Titanic Lifeboat 15
Lifeboat 15 was kept at the aft end of Titanicís starboard side, at the very far end of the boat deck. During the sinking it was the eighth lifeboat and last large lifeboat to leave the starboard side of the ship. Inside the boat were approximately something around just under 70 people, meaning that the boat, unlike perhaps all of the others, was filled to (including children) at least its maximum capacity. You could perhaps say that Lifeboat 15 being lowered with so many people proves that all of the lifeboats could have been lowered with their maximum capacity of people inside them, possibly saving an extra 400 or so people.
Due to limited and conflicting accounts by survivors, Lifeboat 15 has not been the easiest lifeboat to research. Third Class Steward, John Hart gathered together a group of around 25 3rd class women and children and escorted them to the Boat Deck, where they were placed inside the lifeboat, before John Hart himself was then ordered in to join them.
Before leaving the ship, the lifeboat was lowered down a deck to A Deck, where a few woman and children were helped in. Inside the lifeboat were mostly women, probably mostly 3rd class passengers; a few members of the shipís crew and at least a few male passengers. Trimmer, George Cavell seemed to be convinced that after leaving A Deck the boat then took on more passengers by being lowered down a deck to ďthe 3rd class deck [Sic]Ē (B Deck); however, there seems to be no mention by anyone else of the lifeboat being lowered anywhere else but A Deck. It appears, though we canít say for certain, that Fireman, Frank Dymond assumed command of the lifeboat.
As Lifeboat 15 nearly reached the water there was almost a disaster as, lowered just before them, Lifeboat 13 was being forced underneath where they were being lowered by a huge amount of water that was pouring out of a condenser exhaust; made much worse by the fact that Lifeboat 13 could not release their ropes that lowered them down from the ship, meaning that Lifeboat 13 was stuck and Lifeboat 15 was about to land on top of them. The people in both boats shouted out for the lowering to stop, but it seems they were not heard. Fortunately, the crew aboard Lifeboat 13, just in time before they were crushed, were able to cut the ropes and move away from the ship and out of the way.
Lifeboat 15 was one of the very last lifeboats to reach the Carpathia, the rescue ship; all aboard the lifeboat were safely rescued. Unlike most of the other wooden lifeboats, Lifeboat 15 was not taken to New York and was left behind when Carpathia left for New York.
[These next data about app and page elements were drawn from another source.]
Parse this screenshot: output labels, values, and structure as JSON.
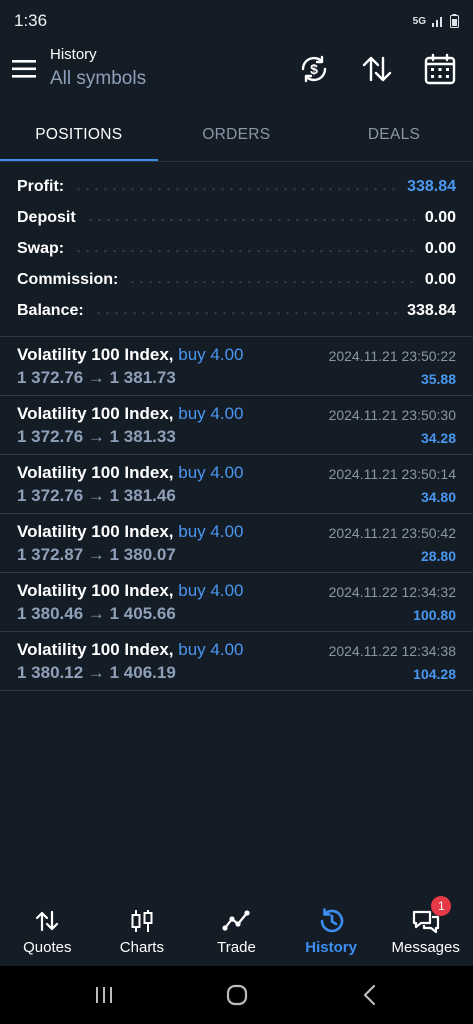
{
  "status_bar": {
    "time": "1:36",
    "network": "5G"
  },
  "header": {
    "title": "History",
    "subtitle": "All symbols"
  },
  "tabs": [
    {
      "label": "POSITIONS",
      "active": true
    },
    {
      "label": "ORDERS",
      "active": false
    },
    {
      "label": "DEALS",
      "active": false
    }
  ],
  "summary": [
    {
      "label": "Profit:",
      "value": "338.84",
      "highlight": true
    },
    {
      "label": "Deposit",
      "value": "0.00",
      "highlight": false
    },
    {
      "label": "Swap:",
      "value": "0.00",
      "highlight": false
    },
    {
      "label": "Commission:",
      "value": "0.00",
      "highlight": false
    },
    {
      "label": "Balance:",
      "value": "338.84",
      "highlight": false
    }
  ],
  "deals": [
    {
      "symbol": "Volatility 100 Index,",
      "side": "buy 4.00",
      "prices": "1 372.76 → 1 381.73",
      "time": "2024.11.21 23:50:22",
      "profit": "35.88"
    },
    {
      "symbol": "Volatility 100 Index,",
      "side": "buy 4.00",
      "prices": "1 372.76 → 1 381.33",
      "time": "2024.11.21 23:50:30",
      "profit": "34.28"
    },
    {
      "symbol": "Volatility 100 Index,",
      "side": "buy 4.00",
      "prices": "1 372.76 → 1 381.46",
      "time": "2024.11.21 23:50:14",
      "profit": "34.80"
    },
    {
      "symbol": "Volatility 100 Index,",
      "side": "buy 4.00",
      "prices": "1 372.87 → 1 380.07",
      "time": "2024.11.21 23:50:42",
      "profit": "28.80"
    },
    {
      "symbol": "Volatility 100 Index,",
      "side": "buy 4.00",
      "prices": "1 380.46 → 1 405.66",
      "time": "2024.11.22 12:34:32",
      "profit": "100.80"
    },
    {
      "symbol": "Volatility 100 Index,",
      "side": "buy 4.00",
      "prices": "1 380.12 → 1 406.19",
      "time": "2024.11.22 12:34:38",
      "profit": "104.28"
    }
  ],
  "bottom_nav": [
    {
      "label": "Quotes",
      "icon": "quotes-arrows-icon",
      "active": false
    },
    {
      "label": "Charts",
      "icon": "candlestick-icon",
      "active": false
    },
    {
      "label": "Trade",
      "icon": "trend-line-icon",
      "active": false
    },
    {
      "label": "History",
      "icon": "history-clock-icon",
      "active": true
    },
    {
      "label": "Messages",
      "icon": "chat-bubbles-icon",
      "active": false,
      "badge": "1"
    }
  ],
  "colors": {
    "background": "#141c26",
    "accent": "#3c8ff0",
    "muted": "#8ea0b8",
    "badge": "#e53945"
  }
}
Included amongst Lifeboat 15ís passengers was Lillian Gertrud Asplund, who by the time of her death in 2006, aged 99, was the very last living survivor of Titanic with actual memories of the ship. She is said to have been put in a bag and hoisted aboard Carpathia from the lifeboat.